Is Relapse Really Part of Recovery?
A recent confession by Kelly Osbourne about getting drunk on a plane brings up the issue of relapse. For those who don’t recognize the name, Kelly is the daughter of Ozzy Osbourne and has been in recovery for drug and alcohol addiction since at least 2009. She explained her slip up as a reaction to coming to grips with just how serious her brother Jack’s diagnosis of MS was after watching troubling video online about the disease.
Sounds plausible. Finding out your brother is destined for a shortened life with a progressive and crippling disability would rock anyone to the core. And we expect those who have sought the false comfort of alcohol to return in times of deep distress. But is this just part of recovery?
The commonly cited statistic for relapse rates in alcoholics is 90%. This can be misleading however, as it doesn’t give a time period, nor does it outline just what relapse means. If one drink is a lapse, the numbers will be high. If relapse means the more dramatic return to previous drinking behaviors and dependence, the numbers are lower.
One study at the National Institutes of Health compared relapse rates (a return to addiction) as ranging from 20 to 80% of patients over a 16 year period, depending on whether they stopped drinking on their own, sought treatment and whether they had maintenance treatment. The lowest rate came with rehab and attendance in AA. The highest was in those who didn’t. But there were also other hallmarks that were linked to economic status, education level, and gender.
Still, even the best case has a very high risk of relapse, especially if anything other than total abstinence counts.
Learning to fail well
The real danger of a minor slip is to then abandon all hope of a full recovery and use it as an excuse to go all the way back. This is probably the worst thing that can happen with a relapse. It’s a kind of “all or none” style of thinking. Either I am completely sober and recovering, or I am a worthless drunk and might as well accept it.
The reality is that a single drink will clear the system in a few hours. Even a binge will be gone from the body in a few days. There is no reason to think of a failure as a permanent blot or an excuse to give up on recovery altogether.
Expecting that a relapse may happen (if for no other reason than the statistics) means we can prepare for it and respond positively. The critical factor is to not abandon the correct belief that every drink represents a choice, and that bad choices can be stopped at any time.
A positive approach
A relapse is discouraging, especially when it’s framed as a permanent character flaw. But like any failure in our lives, we can learn from it and lessen the likelihood of it reoccurring. That’s a positive thing. In the same way that we learn to be sober we also learn how to forgive ourselves when we slip up and use the experience to our benefit.
What was the trigger? How did it happen? What links in the chain that led to the relapse can be broken so it doesn’t happen again? These are the types of question that turn a bad experience into something valuable.
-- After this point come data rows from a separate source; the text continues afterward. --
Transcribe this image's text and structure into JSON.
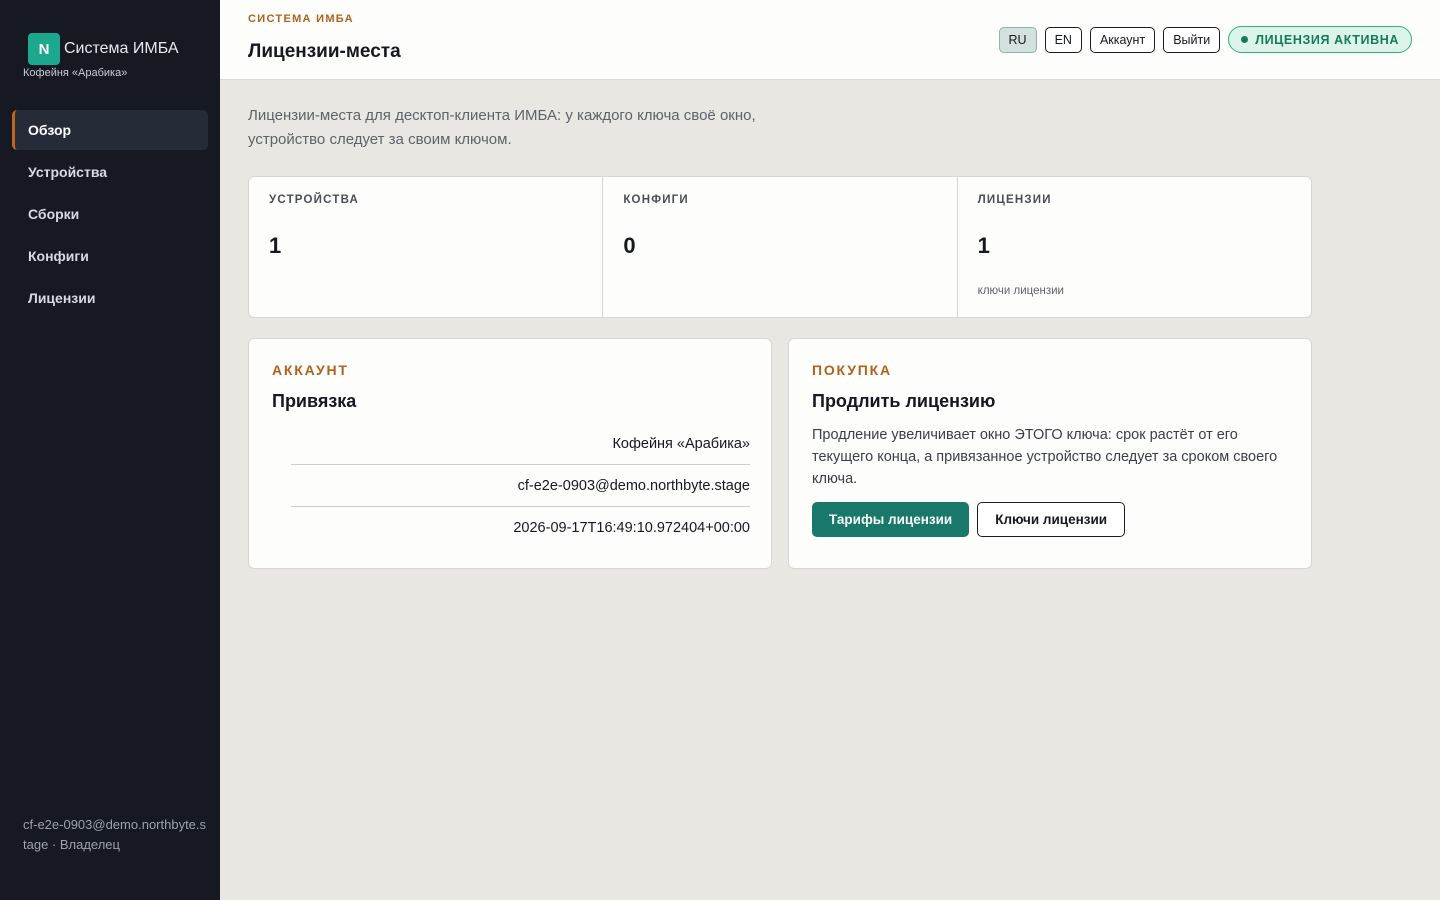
{
  "sidebar": {
    "logo_letter": "N",
    "brand_name": "Система ИМБА",
    "org_name": "Кофейня «Арабика»",
    "nav": [
      {
        "label": "Обзор"
      },
      {
        "label": "Устройства"
      },
      {
        "label": "Сборки"
      },
      {
        "label": "Конфиги"
      },
      {
        "label": "Лицензии"
      }
    ],
    "active_item": "Обзор",
    "footer": "cf-e2e-0903@demo.northbyte.stage · Владелец"
  },
  "header": {
    "eyebrow": "СИСТЕМА ИМБА",
    "title": "Лицензии-места",
    "lang_ru": "RU",
    "lang_en": "EN",
    "account_label": "Аккаунт",
    "logout_label": "Выйти",
    "license_status": "ЛИЦЕНЗИЯ АКТИВНА"
  },
  "main": {
    "intro": "Лицензии-места для десктоп-клиента ИМБА: у каждого ключа своё окно, устройство следует за своим ключом.",
    "stats": [
      {
        "label": "УСТРОЙСТВА",
        "value": "1",
        "note": ""
      },
      {
        "label": "КОНФИГИ",
        "value": "0",
        "note": ""
      },
      {
        "label": "ЛИЦЕНЗИИ",
        "value": "1",
        "note": "ключи лицензии"
      }
    ],
    "account_card": {
      "eyebrow": "АККАУНТ",
      "title": "Привязка",
      "org": "Кофейня «Арабика»",
      "email": "cf-e2e-0903@demo.northbyte.stage",
      "timestamp": "2026-09-17T16:49:10.972404+00:00"
    },
    "purchase_card": {
      "eyebrow": "ПОКУПКА",
      "title": "Продлить лицензию",
      "text": "Продление увеличивает окно ЭТОГО ключа: срок растёт от его текущего конца, а привязанное устройство следует за сроком своего ключа.",
      "primary_button": "Тарифы лицензии",
      "secondary_button": "Ключи лицензии"
    }
  },
  "colors": {
    "sidebar_bg": "#161922",
    "accent_orange": "#b0621c",
    "primary_teal": "#18796a",
    "logo_green": "#1ba88c",
    "badge_green": "#157a5b"
  }
}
Does this mean that relapse is necessary for recovery? Not always. The factors that keep relapse from happening are the same as those that get people into recovery in the first place and keep them abstinent in the short term – solid relationships, social support, a positive sense of self, and recognition of just how damaging alcoholism is. There are even those that create a kind of phobia about drinking and alcohol – a kind of artificial fear that a single sip will immediately put them deep into their previous addiction. As long as they can use this fear to stay abstinent, it has a purpose.
Photo by John Nyboer